I love using Twitter as a way to communicate thinking in a markedly different way than when using blogs, articles, and books. By limiting the number of characters, Twitter forces us to be succinct in our thinking. I’ve discovered that followers often reply or ask a question related to a topic I’ve thrown out for discussion because the tweet only allows me to share a small part of my thinking.
Recently, I was asked an interesting question by a follower related to something I had tweeted. He asked “How many questions should you have on a summative assessment?” Read more
Here we are again. Back-to-school season! For some students, this a highly anticipated time of year. Who are my new teachers? Will I know anyone in my class? When is recess? Where will I sit in the cafeteria? How will I remember my locker combination?
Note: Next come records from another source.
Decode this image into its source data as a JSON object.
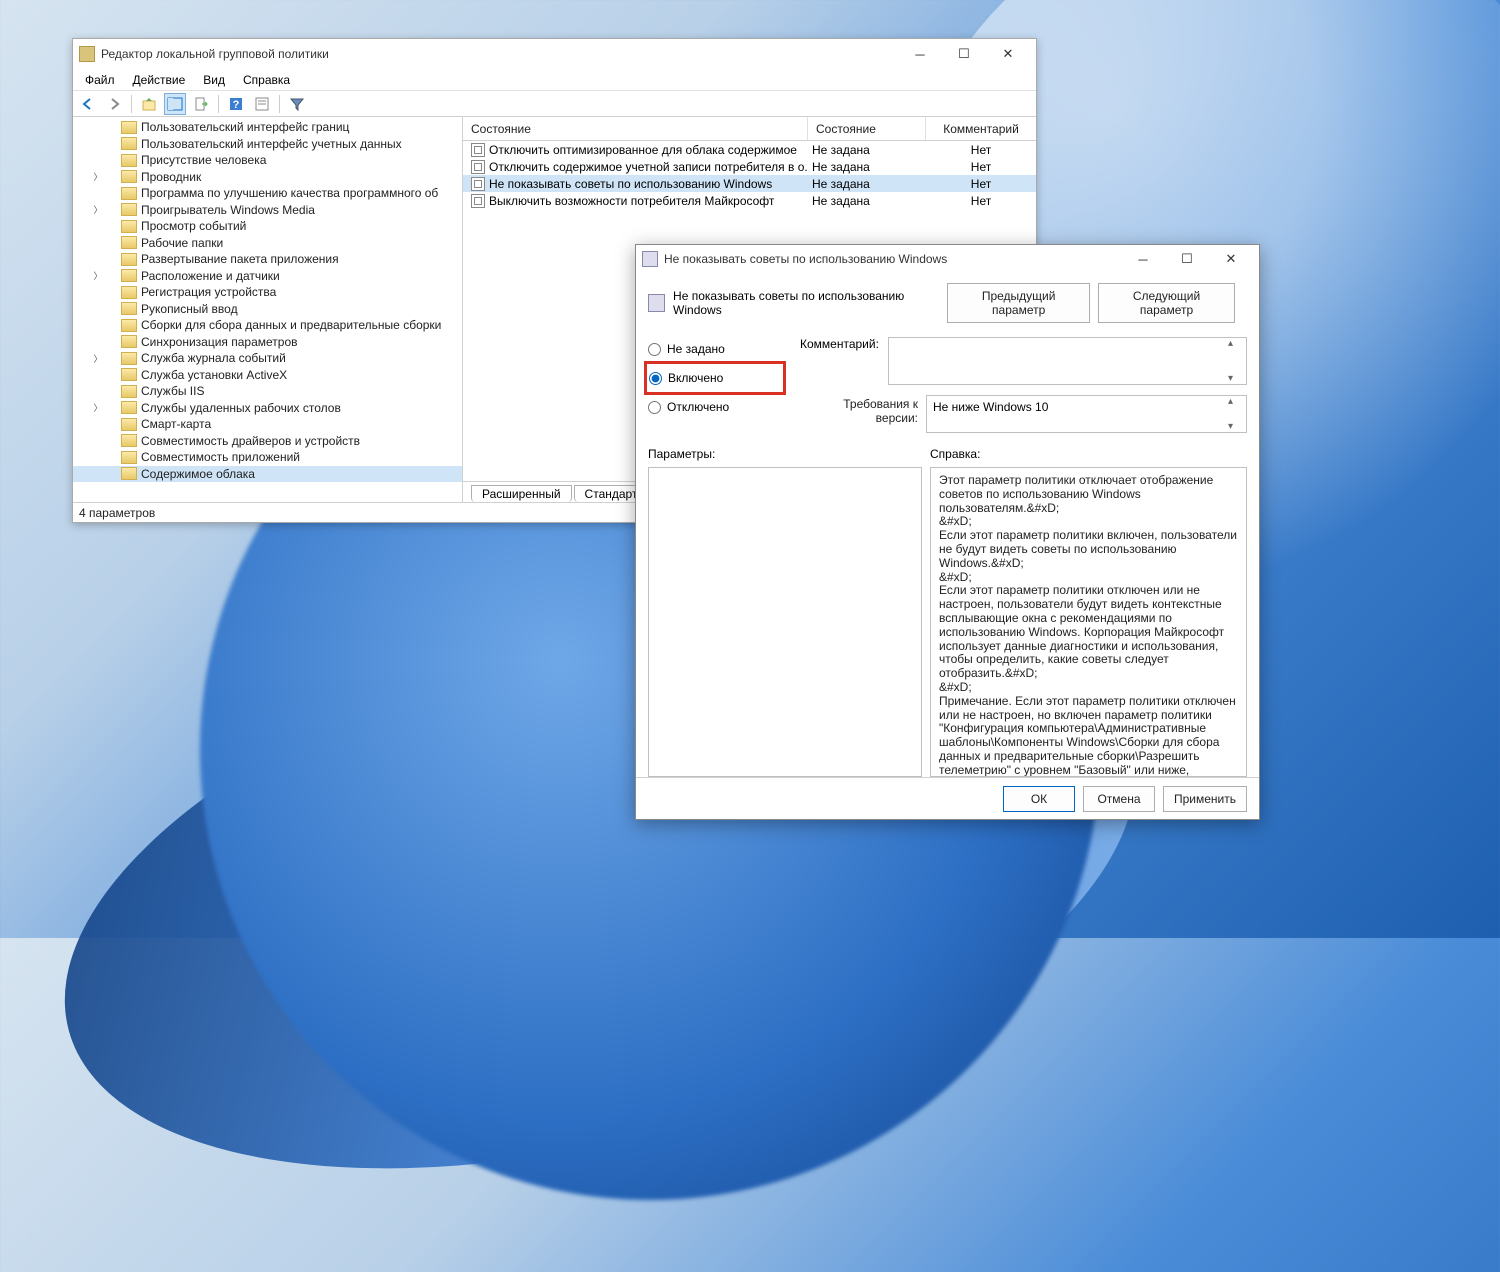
{
  "mainWindow": {
    "title": "Редактор локальной групповой политики",
    "menus": {
      "file": "Файл",
      "action": "Действие",
      "view": "Вид",
      "help": "Справка"
    },
    "tree": [
      {
        "label": "Пользовательский интерфейс границ",
        "exp": false
      },
      {
        "label": "Пользовательский интерфейс учетных данных",
        "exp": false
      },
      {
        "label": "Присутствие человека",
        "exp": false
      },
      {
        "label": "Проводник",
        "exp": true
      },
      {
        "label": "Программа по улучшению качества программного об",
        "exp": false
      },
      {
        "label": "Проигрыватель Windows Media",
        "exp": true
      },
      {
        "label": "Просмотр событий",
        "exp": false
      },
      {
        "label": "Рабочие папки",
        "exp": false
      },
      {
        "label": "Развертывание пакета приложения",
        "exp": false
      },
      {
        "label": "Расположение и датчики",
        "exp": true
      },
      {
        "label": "Регистрация устройства",
        "exp": false
      },
      {
        "label": "Рукописный ввод",
        "exp": false
      },
      {
        "label": "Сборки для сбора данных и предварительные сборки",
        "exp": false
      },
      {
        "label": "Синхронизация параметров",
        "exp": false
      },
      {
        "label": "Служба журнала событий",
        "exp": true
      },
      {
        "label": "Служба установки ActiveX",
        "exp": false
      },
      {
        "label": "Службы IIS",
        "exp": false
      },
      {
        "label": "Службы удаленных рабочих столов",
        "exp": true
      },
      {
        "label": "Смарт-карта",
        "exp": false
      },
      {
        "label": "Совместимость драйверов и устройств",
        "exp": false
      },
      {
        "label": "Совместимость приложений",
        "exp": false
      },
      {
        "label": "Содержимое облака",
        "exp": false,
        "sel": true
      }
    ],
    "columns": {
      "c1": "Состояние",
      "c2": "Состояние",
      "c3": "Комментарий"
    },
    "items": [
      {
        "name": "Отключить оптимизированное для облака содержимое",
        "state": "Не задана",
        "comment": "Нет"
      },
      {
        "name": "Отключить содержимое учетной записи потребителя в о...",
        "state": "Не задана",
        "comment": "Нет"
      },
      {
        "name": "Не показывать советы по использованию Windows",
        "state": "Не задана",
        "comment": "Нет",
        "sel": true
      },
      {
        "name": "Выключить возможности потребителя Майкрософт",
        "state": "Не задана",
        "comment": "Нет"
      }
    ],
    "tabs": {
      "extended": "Расширенный",
      "standard": "Стандартный"
    },
    "status": "4 параметров"
  },
  "dialog": {
    "title": "Не показывать советы по использованию Windows",
    "header": "Не показывать советы по использованию Windows",
    "prevBtn": "Предыдущий параметр",
    "nextBtn": "Следующий параметр",
    "radios": {
      "notConfigured": "Не задано",
      "enabled": "Включено",
      "disabled": "Отключено"
    },
    "selectedRadio": "enabled",
    "commentLabel": "Комментарий:",
    "requirementLabel": "Требования к версии:",
    "requirementValue": "Не ниже Windows 10",
    "paramsLabel": "Параметры:",
    "helpLabel": "Справка:",
    "helpText": "Этот параметр политики отключает отображение советов по использованию Windows пользователям.&#xD;\n&#xD;\nЕсли этот параметр политики включен, пользователи не будут видеть советы по использованию Windows.&#xD;\n&#xD;\nЕсли этот параметр политики отключен или не настроен, пользователи будут видеть контекстные всплывающие окна с рекомендациями по использованию Windows. Корпорация Майкрософт использует данные диагностики и использования, чтобы определить, какие советы следует отобразить.&#xD;\n&#xD;\nПримечание. Если этот параметр политики отключен или не настроен, но включен параметр политики \"Конфигурация компьютера\\Административные шаблоны\\Компоненты Windows\\Сборки для сбора данных и предварительные сборки\\Разрешить телеметрию\" с уровнем \"Базовый\" или ниже, пользователи могут видеть ограниченный набор советов.&#xD;\nТакже этот параметр применяется только к SKU",
    "buttons": {
      "ok": "ОК",
      "cancel": "Отмена",
      "apply": "Применить"
    }
  }
}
I absolutely love the rejuvenation and anticipation of a new school year. But I’ll admit. My geeky “director of research, assessment, and accountability” self also has a bit of sporty spice side. Fall brings out that sporty spice with the anticipation of another favorite season: football. Yup, pigskin. Love it. Plan my Sundays around it. And because I also have the common ailment known as “everything-always-connects-back-to-education,” I started making some connections with my current conversations at work as I was watching a preseason game this year. This connection hit me with a force as strong as a 300-pound tackle sacking a quarterback.
Teachers are playmakers. Read more
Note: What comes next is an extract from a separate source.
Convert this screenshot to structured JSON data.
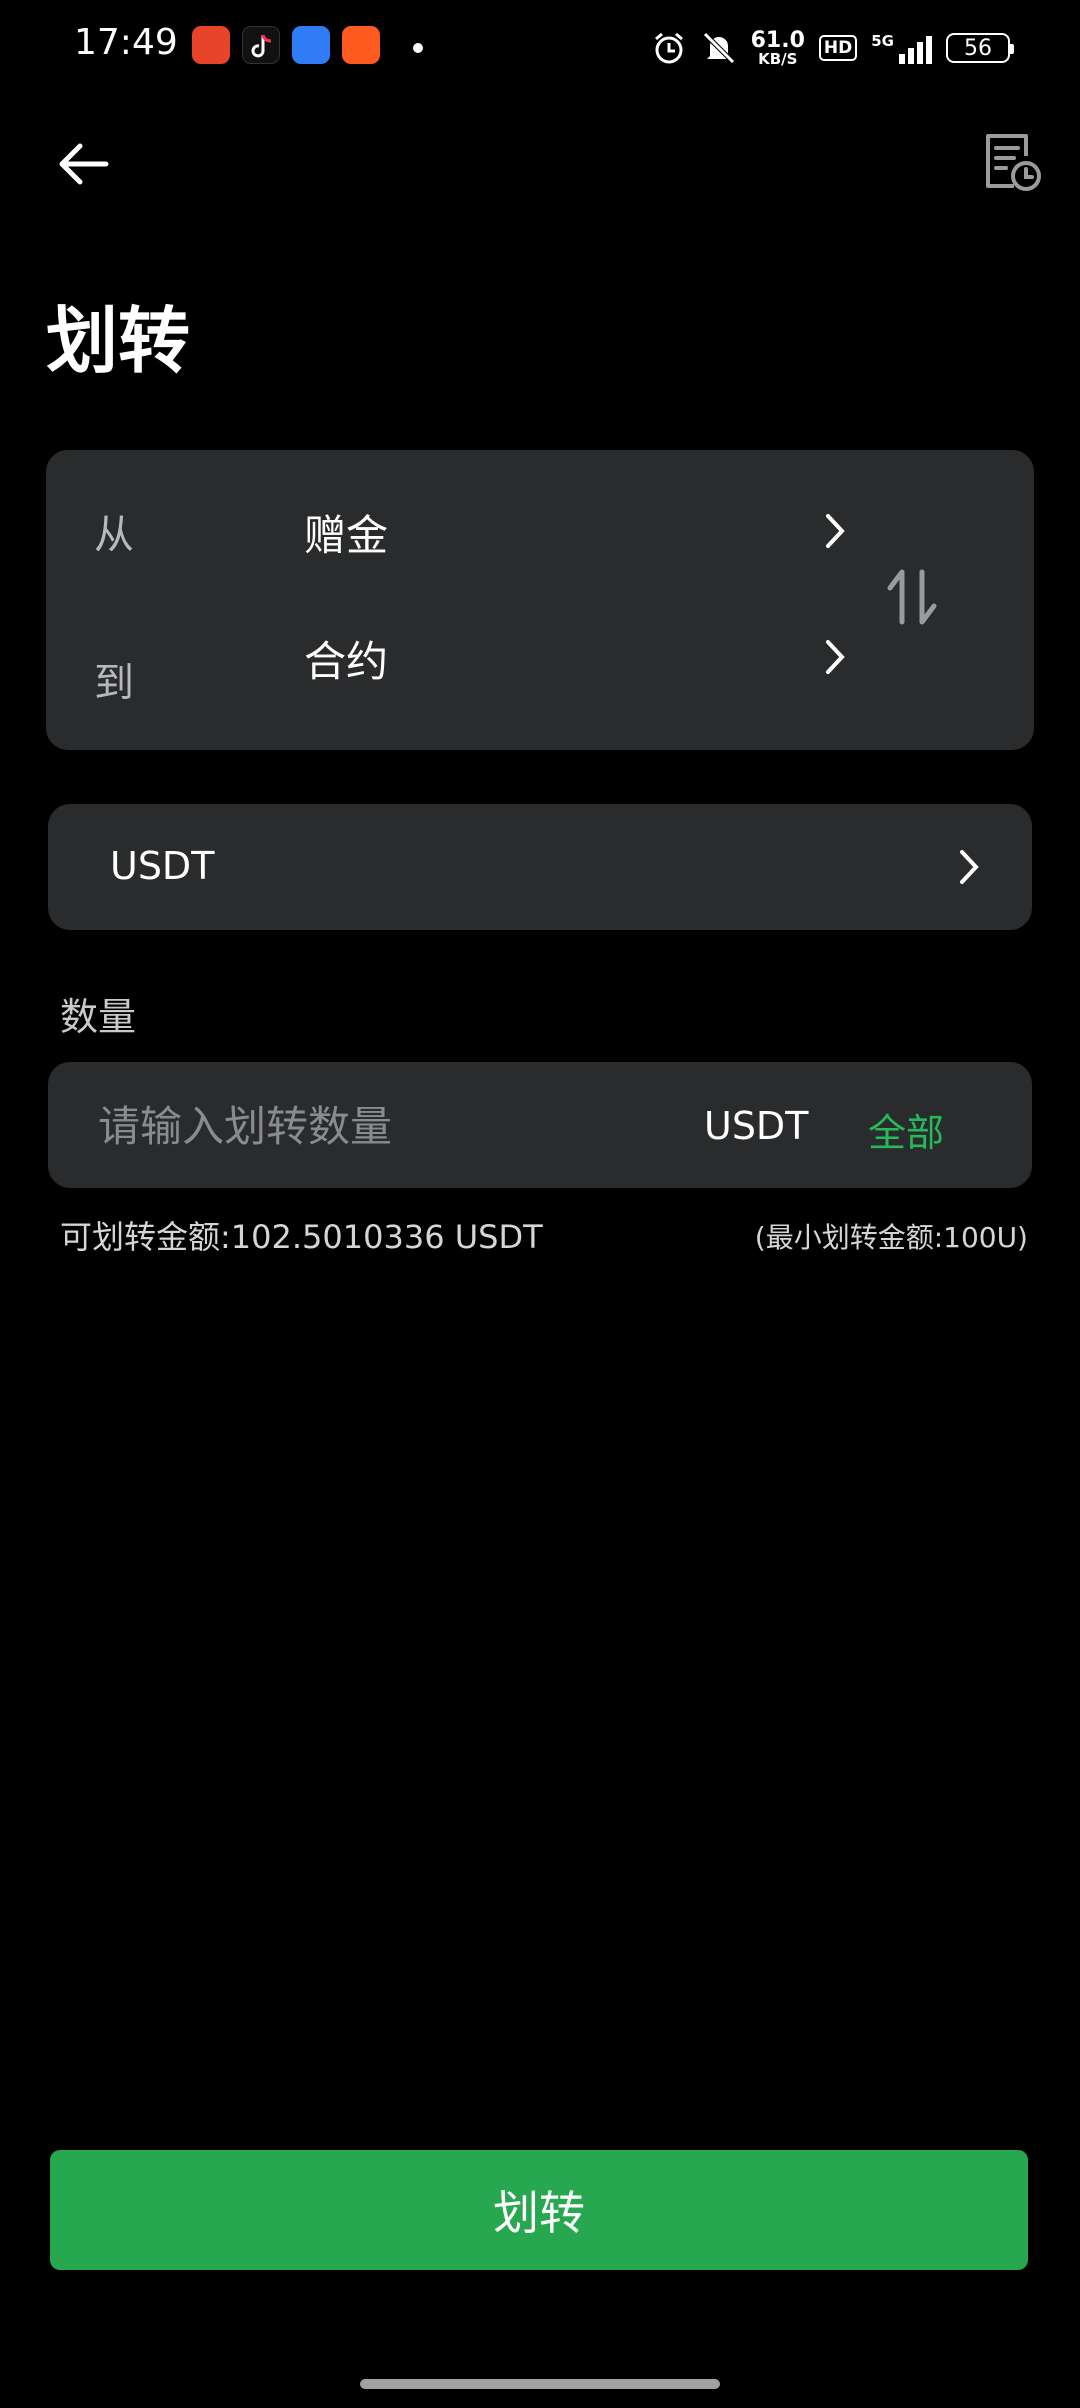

When students know they are getting additional time and support for learning essential standards, sometimes referred to as intervention, do they see it as a punishment? Does it contribute to their perceptions of themselves as a “low” achiever? If so, we have a problem. Brookhart (2013) and Moss (2013) cite confidence as a key indicator of achievement. If students have confidence, they are more likely to persevere when they don’t immediately know how to do something. Confidence is the thing that will help students see possibility and hope (Moss & Brookhart, 2012). It’s this intrinsic state of being that will ensure interventions lead to high achievement. Read more
Let us talk about shopping for shoes. I am not one of those people who meanders through shoe stores, struggling to narrow down my choices (no judgment for those who do—that is just not me). Rather, I am a very pragmatic shoe purchaser. I have specific kinds of shoes I favor, and I am clear about my shoes size. So when I head into a store, I get what I need and get out. Read more
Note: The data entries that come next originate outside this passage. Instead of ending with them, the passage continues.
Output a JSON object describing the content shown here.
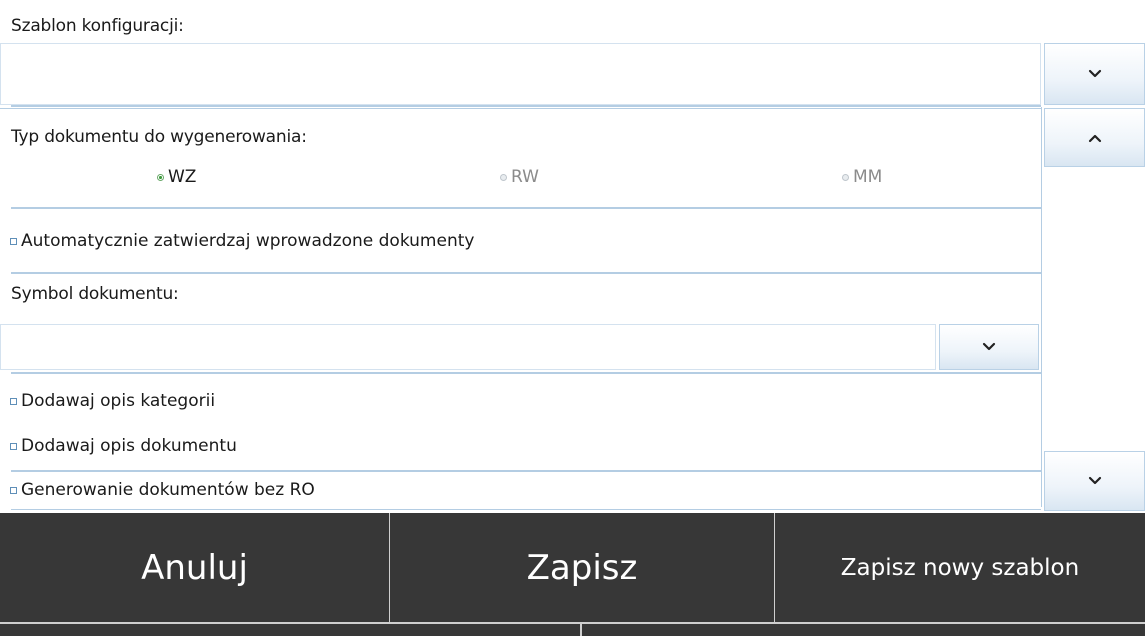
{
  "template": {
    "label": "Szablon konfiguracji:",
    "value": ""
  },
  "document_type": {
    "label": "Typ dokumentu do wygenerowania:",
    "options": [
      {
        "label": "WZ",
        "selected": true,
        "enabled": true
      },
      {
        "label": "RW",
        "selected": false,
        "enabled": false
      },
      {
        "label": "MM",
        "selected": false,
        "enabled": false
      }
    ]
  },
  "auto_confirm": {
    "label": "Automatycznie zatwierdzaj wprowadzone dokumenty",
    "checked": false
  },
  "document_symbol": {
    "label": "Symbol dokumentu:",
    "value": ""
  },
  "options": {
    "category_description": {
      "label": "Dodawaj opis kategorii",
      "checked": false
    },
    "document_description": {
      "label": "Dodawaj opis dokumentu",
      "checked": false
    },
    "generate_without_ro": {
      "label": "Generowanie dokumentów bez RO",
      "checked": false
    }
  },
  "footer": {
    "cancel_label": "Anuluj",
    "save_label": "Zapisz",
    "save_new_template_label": "Zapisz nowy szablon"
  },
  "icons": {
    "dropdown": "chevron-down-icon",
    "scroll_up": "chevron-up-icon",
    "scroll_down": "chevron-down-icon"
  },
  "colors": {
    "footer_background": "#373737",
    "footer_text": "#ffffff",
    "border_accent": "#b4cde3",
    "selected_radio": "#3c9c3c"
  }
}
When it comes to measurement, four is a popular number; rather, a range of 1 to 4 is a common scheme. Two different powerful measurement systems use a range of 1 through 4 scores to clarify levels of quality. The Depth of Knowledge [DOK] framework by Webb, 2005, uses a 1 through 4 scale to rank the cognitive complexity of an assessment task. The Proficiency Scale framework by Marzano and Kendall (2008) uses a 1 through 4 scale to rank students’ performance levels on individual standards. Read more
It’s okay NOT to reassess everything all of the time; there, I said it. Now, before I explain more thoroughly let me say that I am fully aware that this post may not make me the most popular kid at the assessment table and that I’m almost certain that the standards-based purity police will be out in full force; doesn’t matter because what I’m about to say needs to be said. Read more
Have you ever made soup and had it end up being too salty? Or you realize it needs more flavor? Or, somehow, even though you followed the recipe to a tee, it just didn’t quite turn out like you had hoped? Read more
When we consider all of the ways to ensure successful learning outcomes, knowing the criteria for success definitely tops the list. When we know where we are going, our chances of reaching that destination increase dramatically. But what about those times when we are trying to invite open-ended experiences: creativity, play, and imagination? How does criteria-setting fit within that paradigm? Can assessment practices, such as criteria-setting and self-assessment, live in harmony with these open-ended or emergent outcomes? Read more
There are so many ways to ask a question! I was reviewing some assessments yesterday and noticed that one or two simple word changes can totally change the sophistication needed for the response. When we consider what we want a student to know, and then create the question, I think we need to look at the question from a different perspective. We need to ask ourselves if the question leads to a response that truly measures understanding. Read more
A recent job change has extended my daily commute and as a result I have been listening to audiobooks to pass the time and minimize the frustration with road construction. I know that I am late to this party, but audiobooks are a pretty great way to both decompress after a challenging day and get excited about a new one. I recently listened to The Power of Moments by Chip and Dan Heath and it has been rolling around in my head for a while since I finished it. (This poses a new challenge with audiobooks. With a traditional book, I would flip through the pages and reread different sections. I haven’t quite figured out how to do that with the audio version.) I have been a big fan of the Heath brothers since reading their book Switch, which contained one of my favorite metaphors about the change process and proved incredibly helpful in a variety of settings.